Extracted entries
----

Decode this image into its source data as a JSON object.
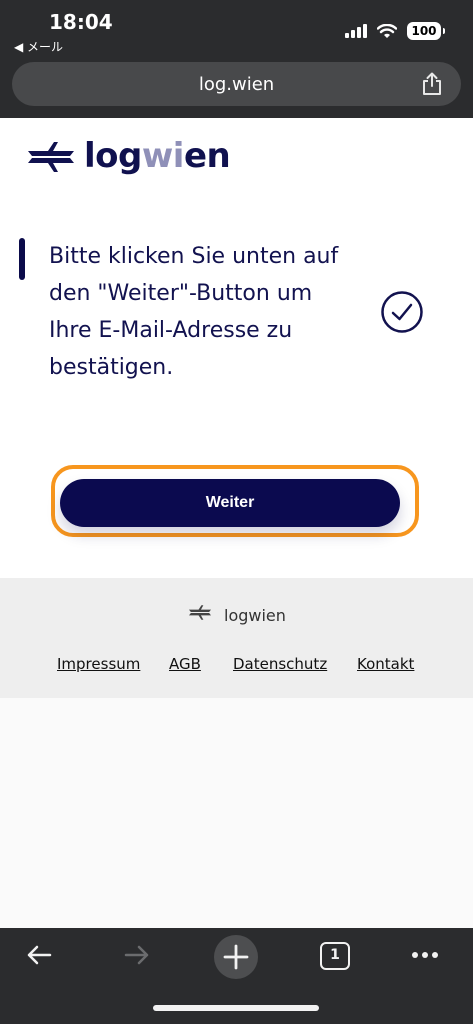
{
  "status_bar": {
    "time": "18:04",
    "back_app": "◀ メール",
    "battery": "100",
    "icons": [
      "signal-icon",
      "wifi-icon",
      "battery-icon"
    ]
  },
  "browser": {
    "url": "log.wien",
    "share_icon": "share-icon",
    "toolbar_icons": [
      "back-arrow-icon",
      "forward-arrow-icon",
      "new-tab-plus-icon",
      "tabs-count-icon",
      "more-dots-icon"
    ],
    "tab_count": "1"
  },
  "header": {
    "logo_text_prefix": "log",
    "logo_text_accent": "wi",
    "logo_text_suffix": "en"
  },
  "main": {
    "message": "Bitte klicken Sie unten auf den \"Weiter\"-Button um Ihre E-Mail-Adresse zu bestätigen.",
    "check_icon": "check-circle-icon",
    "continue_button": "Weiter"
  },
  "footer": {
    "logo_text": "logwien",
    "links": [
      "Impressum",
      "AGB",
      "Datenschutz",
      "Kontakt"
    ]
  },
  "colors": {
    "brand_navy": "#0b0a4f",
    "highlight_orange": "#f7961e",
    "chrome_dark": "#2b2c2e"
  }
}
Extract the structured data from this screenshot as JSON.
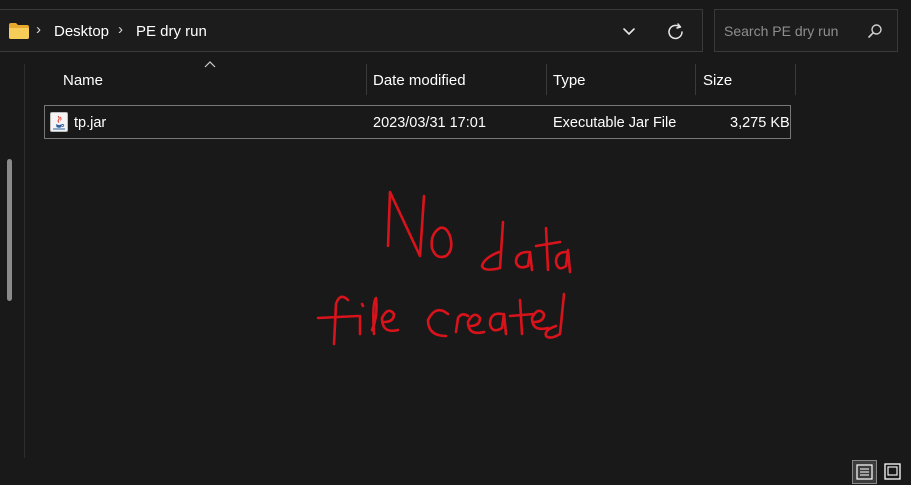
{
  "breadcrumb": {
    "items": [
      "Desktop",
      "PE dry run"
    ],
    "separator": "›"
  },
  "search": {
    "placeholder": "Search PE dry run"
  },
  "columns": {
    "name": "Name",
    "date_modified": "Date modified",
    "type": "Type",
    "size": "Size",
    "sorted_by": "Name"
  },
  "files": [
    {
      "name": "tp.jar",
      "date_modified": "2023/03/31 17:01",
      "type": "Executable Jar File",
      "size": "3,275 KB",
      "icon": "java-jar-icon"
    }
  ],
  "annotation": {
    "text_lines": [
      "No data",
      "file created"
    ],
    "color": "#d9131b"
  },
  "view_modes": {
    "active": "details",
    "available": [
      "details",
      "large-icons"
    ]
  },
  "colors": {
    "background": "#191919",
    "border": "#3a3a3a",
    "text": "#ffffff",
    "placeholder": "#8e8e8e",
    "folder": "#f3c14a"
  }
}
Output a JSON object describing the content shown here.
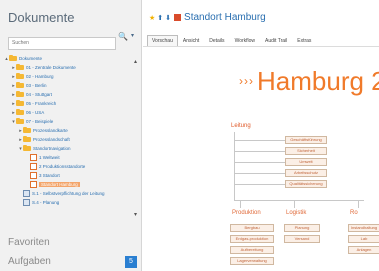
{
  "sidebar": {
    "title": "Dokumente",
    "search_placeholder": "Suchen",
    "tree": [
      {
        "label": "Dokumente",
        "level": 0,
        "icon": "folder-icon",
        "toggle": "▴"
      },
      {
        "label": "01 - Zentrale Dokumente",
        "level": 1,
        "icon": "folder-icon",
        "toggle": "▸"
      },
      {
        "label": "02 - Hamburg",
        "level": 1,
        "icon": "folder-icon",
        "toggle": "▸"
      },
      {
        "label": "03 - Berlin",
        "level": 1,
        "icon": "folder-icon",
        "toggle": "▸"
      },
      {
        "label": "04 - Stuttgart",
        "level": 1,
        "icon": "folder-icon",
        "toggle": "▸"
      },
      {
        "label": "05 - Frankreich",
        "level": 1,
        "icon": "folder-icon",
        "toggle": "▸"
      },
      {
        "label": "06 - USA",
        "level": 1,
        "icon": "folder-icon",
        "toggle": "▸"
      },
      {
        "label": "07 - Beispiele",
        "level": 1,
        "icon": "folder-icon",
        "toggle": "▾"
      },
      {
        "label": "Prozesslandkarte",
        "level": 2,
        "icon": "folder-icon",
        "toggle": "▸"
      },
      {
        "label": "Prozesslandschaft",
        "level": 2,
        "icon": "folder-icon",
        "toggle": "▸"
      },
      {
        "label": "Standortnavigation",
        "level": 2,
        "icon": "folder-icon",
        "toggle": "▾"
      },
      {
        "label": "1 Weltweit",
        "level": 3,
        "icon": "page-icon",
        "toggle": ""
      },
      {
        "label": "2 Produktionsstandorte",
        "level": 3,
        "icon": "page-icon",
        "toggle": ""
      },
      {
        "label": "3 Standort",
        "level": 3,
        "icon": "page-icon",
        "toggle": ""
      },
      {
        "label": "Standort Hamburg",
        "level": 3,
        "icon": "page-icon",
        "toggle": "",
        "selected": true
      },
      {
        "label": "S.1 - Selbstverpflichtung der Leitung",
        "level": 2,
        "icon": "page-blue-icon",
        "toggle": ""
      },
      {
        "label": "S.4 - Planung",
        "level": 2,
        "icon": "page-blue-icon",
        "toggle": ""
      }
    ],
    "sections": [
      "Favoriten",
      "Aufgaben"
    ],
    "aufgaben_badge": "5"
  },
  "main": {
    "breadcrumb_icons": [
      "star-icon",
      "up-icon",
      "down-icon"
    ],
    "title": "Standort Hamburg",
    "tabs": [
      "Vorschau",
      "Ansicht",
      "Details",
      "Workflow",
      "Audit Trail",
      "Extras"
    ],
    "active_tab": 0,
    "arrows": "›››",
    "big_title": "Hamburg 2",
    "leitung_label": "Leitung",
    "leitung_boxes": [
      "Geschäftsführung",
      "Sicherheit",
      "Umwelt",
      "Arbeitsschutz",
      "Qualitätssicherung"
    ],
    "columns": [
      {
        "label": "Produktion",
        "boxes": [
          "Bergbau",
          "Erdgas-produktion",
          "Aufbereitung",
          "Lagerverwaltung"
        ]
      },
      {
        "label": "Logistik",
        "boxes": [
          "Planung",
          "Versand"
        ]
      },
      {
        "label": "Ro",
        "boxes": [
          "Instandhaltung",
          "Lab",
          "Anlagen"
        ]
      }
    ],
    "accent_color": "#f07a2a"
  }
}
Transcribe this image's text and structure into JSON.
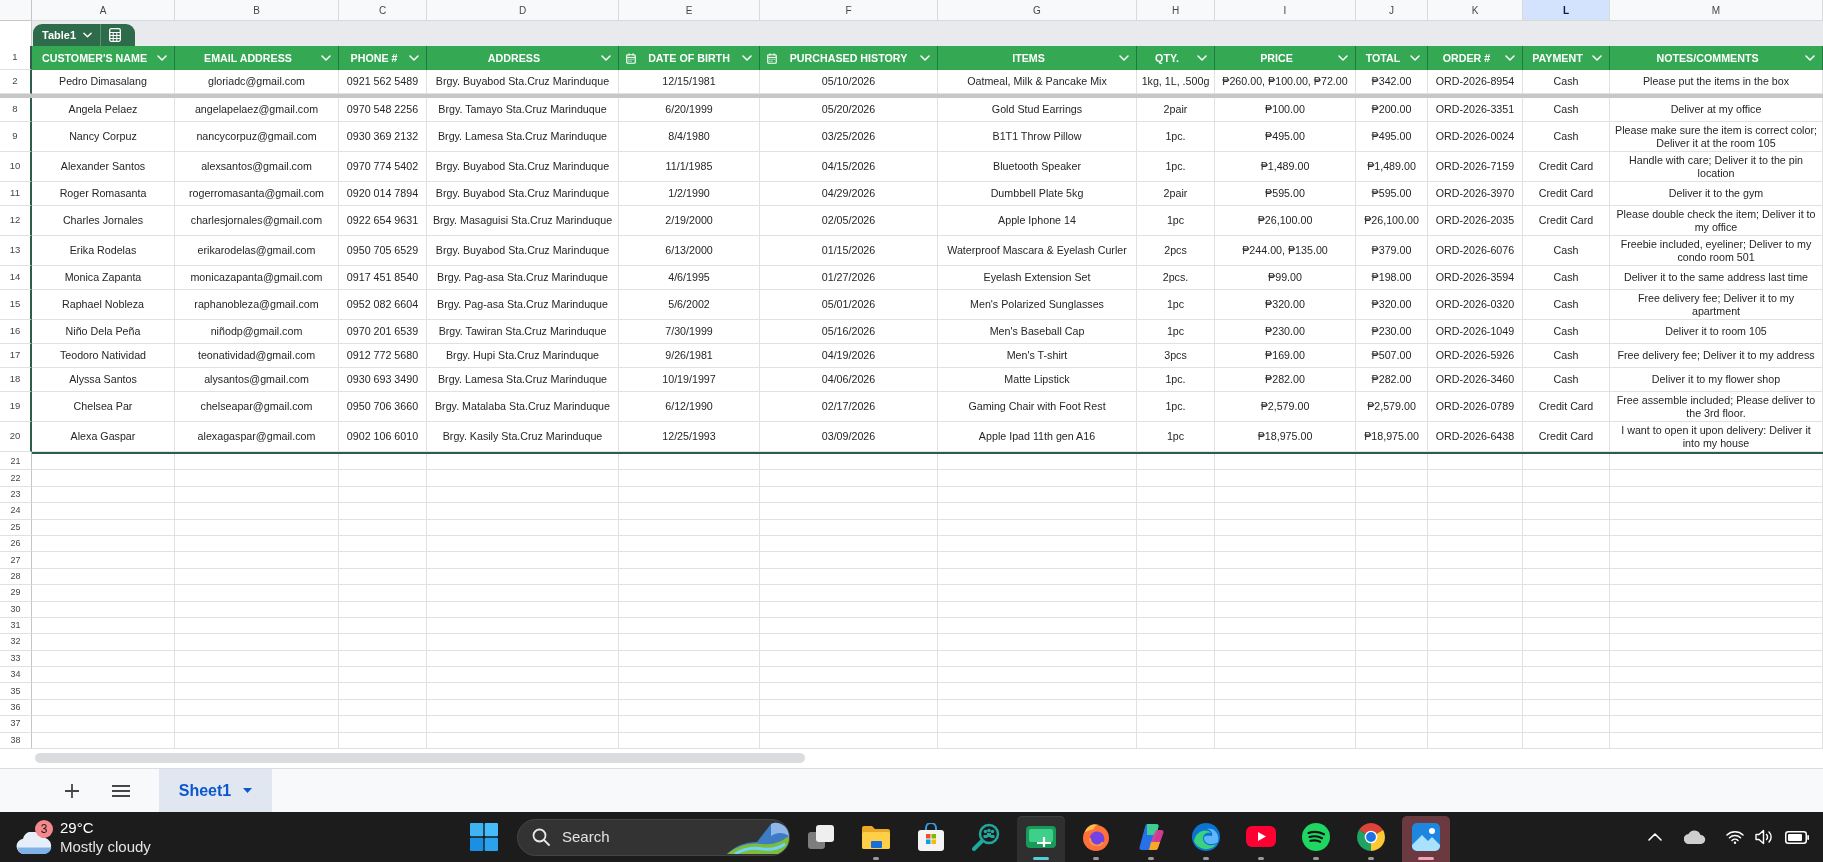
{
  "column_letters": [
    {
      "label": "A",
      "selected": false
    },
    {
      "label": "B",
      "selected": false
    },
    {
      "label": "C",
      "selected": false
    },
    {
      "label": "D",
      "selected": false
    },
    {
      "label": "E",
      "selected": false
    },
    {
      "label": "F",
      "selected": false
    },
    {
      "label": "G",
      "selected": false
    },
    {
      "label": "H",
      "selected": false
    },
    {
      "label": "I",
      "selected": false
    },
    {
      "label": "J",
      "selected": false
    },
    {
      "label": "K",
      "selected": false
    },
    {
      "label": "L",
      "selected": true
    },
    {
      "label": "M",
      "selected": false
    }
  ],
  "table": {
    "name": "Table1",
    "header_row_number": "1",
    "columns": [
      {
        "label": "CUSTOMER'S NAME",
        "kind": "text"
      },
      {
        "label": "EMAIL ADDRESS",
        "kind": "text"
      },
      {
        "label": "PHONE #",
        "kind": "text"
      },
      {
        "label": "ADDRESS",
        "kind": "text"
      },
      {
        "label": "DATE OF BIRTH",
        "kind": "date"
      },
      {
        "label": "PURCHASED HISTORY",
        "kind": "date"
      },
      {
        "label": "ITEMS",
        "kind": "text"
      },
      {
        "label": "QTY.",
        "kind": "text"
      },
      {
        "label": "PRICE",
        "kind": "text"
      },
      {
        "label": "TOTAL",
        "kind": "text"
      },
      {
        "label": "ORDER #",
        "kind": "text"
      },
      {
        "label": "PAYMENT",
        "kind": "text"
      },
      {
        "label": "NOTES/COMMENTS",
        "kind": "text"
      }
    ],
    "rows": [
      {
        "row_number": "2",
        "frozen": true,
        "cells": [
          "Pedro Dimasalang",
          "gloriadc@gmail.com",
          "0921 562 5489",
          "Brgy. Buyabod Sta.Cruz Marinduque",
          "12/15/1981",
          "05/10/2026",
          "Oatmeal, Milk & Pancake Mix",
          "1kg, 1L, .500g",
          "₱260.00, ₱100.00, ₱72.00",
          "₱342.00",
          "ORD-2026-8954",
          "Cash",
          "Please put the items in the box"
        ]
      },
      {
        "row_number": "8",
        "frozen": false,
        "cells": [
          "Angela Pelaez",
          "angelapelaez@gmail.com",
          "0970 548 2256",
          "Brgy. Tamayo Sta.Cruz Marinduque",
          "6/20/1999",
          "05/20/2026",
          "Gold Stud Earrings",
          "2pair",
          "₱100.00",
          "₱200.00",
          "ORD-2026-3351",
          "Cash",
          "Deliver at my office"
        ]
      },
      {
        "row_number": "9",
        "frozen": false,
        "cells": [
          "Nancy Corpuz",
          "nancycorpuz@gmail.com",
          "0930 369 2132",
          "Brgy. Lamesa Sta.Cruz Marinduque",
          "8/4/1980",
          "03/25/2026",
          "B1T1 Throw Pillow",
          "1pc.",
          "₱495.00",
          "₱495.00",
          "ORD-2026-0024",
          "Cash",
          "Please make sure the item is correct color; Deliver it at the room 105"
        ]
      },
      {
        "row_number": "10",
        "frozen": false,
        "cells": [
          "Alexander Santos",
          "alexsantos@gmail.com",
          "0970 774 5402",
          "Brgy. Buyabod Sta.Cruz Marinduque",
          "11/1/1985",
          "04/15/2026",
          "Bluetooth Speaker",
          "1pc.",
          "₱1,489.00",
          "₱1,489.00",
          "ORD-2026-7159",
          "Credit Card",
          "Handle with care; Deliver it to the pin location"
        ]
      },
      {
        "row_number": "11",
        "frozen": false,
        "cells": [
          "Roger Romasanta",
          "rogerromasanta@gmail.com",
          "0920 014 7894",
          "Brgy. Buyabod Sta.Cruz Marinduque",
          "1/2/1990",
          "04/29/2026",
          "Dumbbell Plate 5kg",
          "2pair",
          "₱595.00",
          "₱595.00",
          "ORD-2026-3970",
          "Credit Card",
          "Deliver it to the gym"
        ]
      },
      {
        "row_number": "12",
        "frozen": false,
        "cells": [
          "Charles Jornales",
          "charlesjornales@gmail.com",
          "0922 654 9631",
          "Brgy. Masaguisi Sta.Cruz Marinduque",
          "2/19/2000",
          "02/05/2026",
          "Apple Iphone 14",
          "1pc",
          "₱26,100.00",
          "₱26,100.00",
          "ORD-2026-2035",
          "Credit Card",
          "Please double check the item; Deliver it to my office"
        ]
      },
      {
        "row_number": "13",
        "frozen": false,
        "cells": [
          "Erika Rodelas",
          "erikarodelas@gmail.com",
          "0950 705 6529",
          "Brgy. Buyabod Sta.Cruz Marinduque",
          "6/13/2000",
          "01/15/2026",
          "Waterproof Mascara & Eyelash Curler",
          "2pcs",
          "₱244.00, ₱135.00",
          "₱379.00",
          "ORD-2026-6076",
          "Cash",
          "Freebie included, eyeliner; Deliver to my condo room 501"
        ]
      },
      {
        "row_number": "14",
        "frozen": false,
        "cells": [
          "Monica Zapanta",
          "monicazapanta@gmail.com",
          "0917 451 8540",
          "Brgy. Pag-asa Sta.Cruz Marinduque",
          "4/6/1995",
          "01/27/2026",
          "Eyelash Extension Set",
          "2pcs.",
          "₱99.00",
          "₱198.00",
          "ORD-2026-3594",
          "Cash",
          "Deliver it to the same address last time"
        ]
      },
      {
        "row_number": "15",
        "frozen": false,
        "cells": [
          "Raphael Nobleza",
          "raphanobleza@gmail.com",
          "0952 082 6604",
          "Brgy. Pag-asa Sta.Cruz Marinduque",
          "5/6/2002",
          "05/01/2026",
          "Men's Polarized Sunglasses",
          "1pc",
          "₱320.00",
          "₱320.00",
          "ORD-2026-0320",
          "Cash",
          "Free delivery fee; Deliver it to my apartment"
        ]
      },
      {
        "row_number": "16",
        "frozen": false,
        "cells": [
          "Niño Dela Peña",
          "niñodp@gmail.com",
          "0970 201 6539",
          "Brgy. Tawiran Sta.Cruz Marinduque",
          "7/30/1999",
          "05/16/2026",
          "Men's Baseball Cap",
          "1pc",
          "₱230.00",
          "₱230.00",
          "ORD-2026-1049",
          "Cash",
          "Deliver it to room 105"
        ]
      },
      {
        "row_number": "17",
        "frozen": false,
        "cells": [
          "Teodoro Natividad",
          "teonatividad@gmail.com",
          "0912 772 5680",
          "Brgy. Hupi Sta.Cruz Marinduque",
          "9/26/1981",
          "04/19/2026",
          "Men's T-shirt",
          "3pcs",
          "₱169.00",
          "₱507.00",
          "ORD-2026-5926",
          "Cash",
          "Free delivery fee; Deliver it to my address"
        ]
      },
      {
        "row_number": "18",
        "frozen": false,
        "cells": [
          "Alyssa Santos",
          "alysantos@gmail.com",
          "0930 693 3490",
          "Brgy. Lamesa Sta.Cruz Marinduque",
          "10/19/1997",
          "04/06/2026",
          "Matte Lipstick",
          "1pc.",
          "₱282.00",
          "₱282.00",
          "ORD-2026-3460",
          "Cash",
          "Deliver it to my flower shop"
        ]
      },
      {
        "row_number": "19",
        "frozen": false,
        "cells": [
          "Chelsea Par",
          "chelseapar@gmail.com",
          "0950 706 3660",
          "Brgy. Matalaba Sta.Cruz Marinduque",
          "6/12/1990",
          "02/17/2026",
          "Gaming Chair with Foot Rest",
          "1pc.",
          "₱2,579.00",
          "₱2,579.00",
          "ORD-2026-0789",
          "Credit Card",
          "Free assemble included; Please deliver to the 3rd floor."
        ]
      },
      {
        "row_number": "20",
        "frozen": false,
        "cells": [
          "Alexa Gaspar",
          "alexagaspar@gmail.com",
          "0902 106 6010",
          "Brgy. Kasily Sta.Cruz Marinduque",
          "12/25/1993",
          "03/09/2026",
          "Apple Ipad 11th gen A16",
          "1pc",
          "₱18,975.00",
          "₱18,975.00",
          "ORD-2026-6438",
          "Credit Card",
          "I want to open it upon delivery: Deliver it into my house"
        ]
      }
    ]
  },
  "empty_rows": [
    "21",
    "22",
    "23",
    "24",
    "25",
    "26",
    "27",
    "28",
    "29",
    "30",
    "31",
    "32",
    "33",
    "34",
    "35",
    "36",
    "37",
    "38"
  ],
  "sheet_tabs": [
    {
      "label": "Sheet1",
      "selected": true
    }
  ],
  "taskbar": {
    "weather": {
      "badge": "3",
      "temperature": "29°C",
      "condition": "Mostly cloudy"
    },
    "search": {
      "label": "Search"
    },
    "apps": [
      {
        "kind": "task_view",
        "running": false,
        "active": false,
        "flashing": false
      },
      {
        "kind": "files",
        "running": true,
        "active": false,
        "flashing": false
      },
      {
        "kind": "store",
        "running": false,
        "active": false,
        "flashing": false
      },
      {
        "kind": "people_search",
        "running": false,
        "active": false,
        "flashing": false
      },
      {
        "kind": "sheet",
        "running": true,
        "active": true,
        "flashing": false
      },
      {
        "kind": "fox",
        "running": true,
        "active": false,
        "flashing": false
      },
      {
        "kind": "swirl",
        "running": true,
        "active": false,
        "flashing": false
      },
      {
        "kind": "wave",
        "running": true,
        "active": false,
        "flashing": false
      },
      {
        "kind": "video",
        "running": true,
        "active": false,
        "flashing": false
      },
      {
        "kind": "music",
        "running": true,
        "active": false,
        "flashing": false
      },
      {
        "kind": "globe",
        "running": true,
        "active": false,
        "flashing": false
      },
      {
        "kind": "photos",
        "running": true,
        "active": false,
        "flashing": true
      }
    ]
  }
}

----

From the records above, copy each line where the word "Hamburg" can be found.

Task solution
        "label": "02 - Hamburg",
        "label": "Standort Hamburg",
    "title": "Standort Hamburg",
    "big_title": "Hamburg 2",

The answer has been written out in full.